§ **PROBLEM TO SOLVE**:
Go through each line of the entries below and tally those containing the string "glyph"; give only the total.

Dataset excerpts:
☆ ☆ ☆ ☆
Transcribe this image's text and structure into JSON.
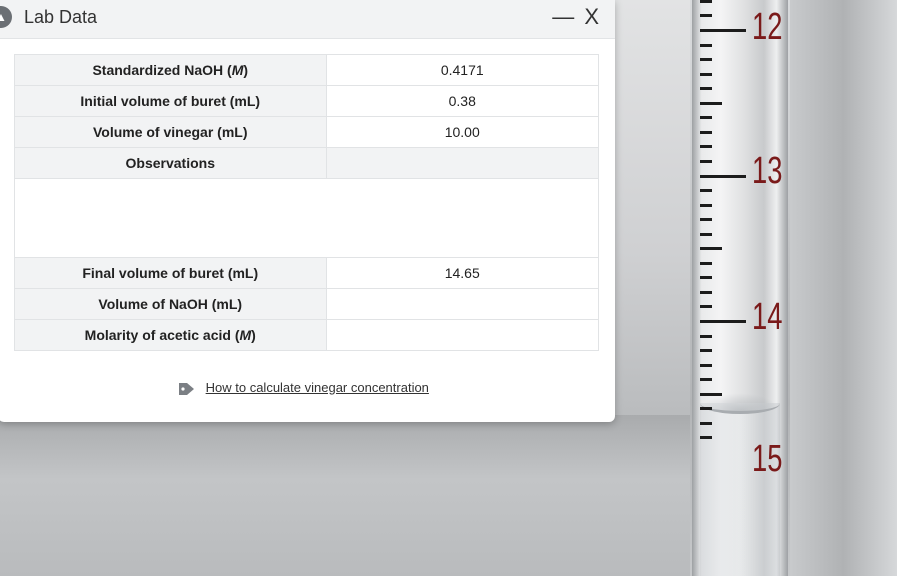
{
  "window": {
    "title": "Lab Data",
    "minimize_label": "—",
    "close_label": "X"
  },
  "table": {
    "rows": [
      {
        "label": "Standardized NaOH (M)",
        "value": "0.4171"
      },
      {
        "label": "Initial volume of buret (mL)",
        "value": "0.38"
      },
      {
        "label": "Volume of vinegar (mL)",
        "value": "10.00"
      },
      {
        "label": "Observations",
        "value": ""
      },
      {
        "label": "Final volume of buret (mL)",
        "value": "14.65"
      },
      {
        "label": "Volume of NaOH (mL)",
        "value": ""
      },
      {
        "label": "Molarity of acetic acid (M)",
        "value": ""
      }
    ]
  },
  "help": {
    "icon": "tag-icon",
    "link_text": "How to calculate vinegar concentration"
  },
  "buret": {
    "scale_numbers": [
      "12",
      "13",
      "14",
      "15"
    ],
    "liquid_level_mL": 14.65,
    "number_color": "#7a1a1a"
  }
}
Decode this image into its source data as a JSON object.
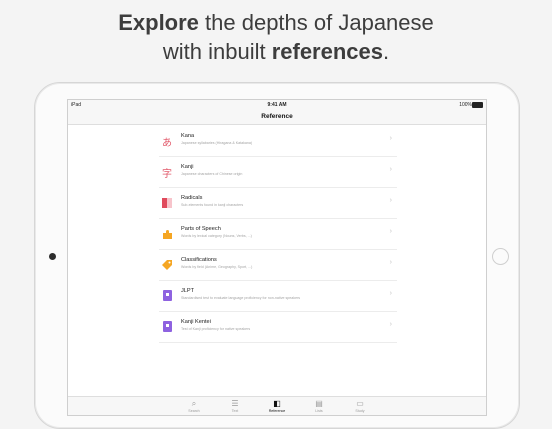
{
  "headline": {
    "line1_bold": "Explore",
    "line1_rest": " the depths of Japanese",
    "line2_start": "with inbuilt ",
    "line2_bold": "references",
    "line2_end": "."
  },
  "status_bar": {
    "device": "iPad",
    "time": "9:41 AM",
    "battery": "100%"
  },
  "nav": {
    "title": "Reference"
  },
  "rows": [
    {
      "title": "Kana",
      "subtitle": "Japanese syllabaries (Hiragana & Katakana)",
      "icon": "hiragana-a-icon",
      "glyph": "あ"
    },
    {
      "title": "Kanji",
      "subtitle": "Japanese characters of Chinese origin",
      "icon": "kanji-ji-icon",
      "glyph": "字"
    },
    {
      "title": "Radicals",
      "subtitle": "Sub-elements found in kanji characters",
      "icon": "radicals-icon"
    },
    {
      "title": "Parts of Speech",
      "subtitle": "Words by lexical category (Nouns, Verbs, ...)",
      "icon": "puzzle-icon"
    },
    {
      "title": "Classifications",
      "subtitle": "Words by field (Anime, Geography, Sport, ...)",
      "icon": "tag-icon"
    },
    {
      "title": "JLPT",
      "subtitle": "Standardised test to evaluate language proficiency for non-native speakers",
      "icon": "jlpt-book-icon"
    },
    {
      "title": "Kanji Kentei",
      "subtitle": "Test of Kanji proficiency for native speakers",
      "icon": "kentei-book-icon"
    }
  ],
  "tabs": [
    {
      "label": "Search",
      "icon": "search-icon",
      "glyph": "⌕"
    },
    {
      "label": "Text",
      "icon": "text-icon",
      "glyph": "☰"
    },
    {
      "label": "Reference",
      "icon": "reference-icon",
      "glyph": "◧",
      "active": true
    },
    {
      "label": "Lists",
      "icon": "lists-icon",
      "glyph": "▤"
    },
    {
      "label": "Study",
      "icon": "study-icon",
      "glyph": "▭"
    }
  ],
  "colors": {
    "accent_red": "#e25b6c",
    "accent_orange": "#f5a623",
    "accent_purple": "#8e62e0"
  }
}
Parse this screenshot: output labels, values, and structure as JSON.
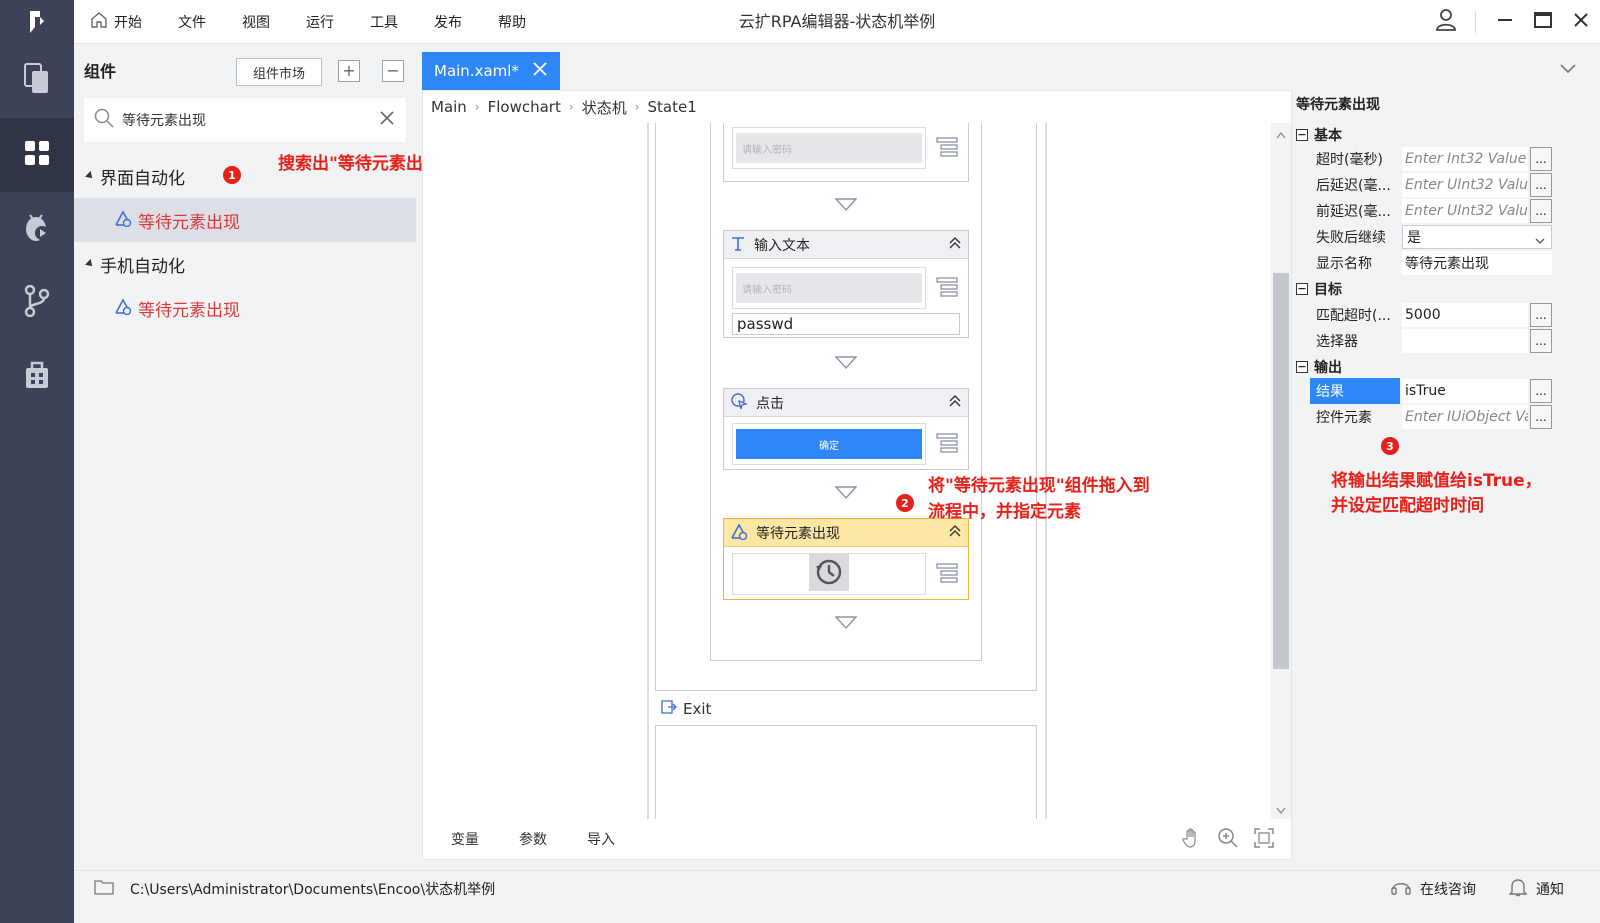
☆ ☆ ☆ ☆
§ **RESULT**:
7